Over the past twenty years European labour markets have seen the simultaneous rise of unemployment and working-time flexibility. While unemployment generates widespread concern about social exclusion, the reorganisation of flexible working-time has been greeted with more ambivalence. The concept of Transitional Labour Markets (TLMs) is an attempt to address and analyse the factors and policies that can prevent high levels of unemployment and exclusion from paid work.
This book addresses three key questions:
* Can working-time flexibility integrate more people into paid employment?
* Can working-time flexibility prevent unemployment?
* Is it possible for the barriers between core and peripheral employment to become more permeable in the way advocated by the concept of TLMs?
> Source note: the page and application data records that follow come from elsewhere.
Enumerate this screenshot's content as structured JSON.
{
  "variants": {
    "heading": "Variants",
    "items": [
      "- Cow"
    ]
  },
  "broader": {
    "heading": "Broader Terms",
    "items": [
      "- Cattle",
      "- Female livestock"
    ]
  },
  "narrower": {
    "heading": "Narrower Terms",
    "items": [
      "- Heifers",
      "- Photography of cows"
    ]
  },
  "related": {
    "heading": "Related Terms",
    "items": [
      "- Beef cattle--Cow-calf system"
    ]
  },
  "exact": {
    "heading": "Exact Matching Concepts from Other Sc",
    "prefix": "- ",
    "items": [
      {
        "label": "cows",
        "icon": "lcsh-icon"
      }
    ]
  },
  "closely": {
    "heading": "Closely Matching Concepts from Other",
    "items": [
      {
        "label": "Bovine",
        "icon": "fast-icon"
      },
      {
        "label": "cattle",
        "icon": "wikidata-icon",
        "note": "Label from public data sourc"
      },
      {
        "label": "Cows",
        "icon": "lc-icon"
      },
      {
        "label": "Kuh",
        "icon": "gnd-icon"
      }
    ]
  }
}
Drawing on both quantitative longitudinal panel study data and qualitative case study material, the authors (whose expertise is drawn from the fields of economics, sociology and law) provide an original perspective on the nature and implications of TLMs in Spain, Sweden, Ireland, Britain, Germany, France and The Netherlands. This will be essential reading for both academics and policymakers in the field of labour market policy.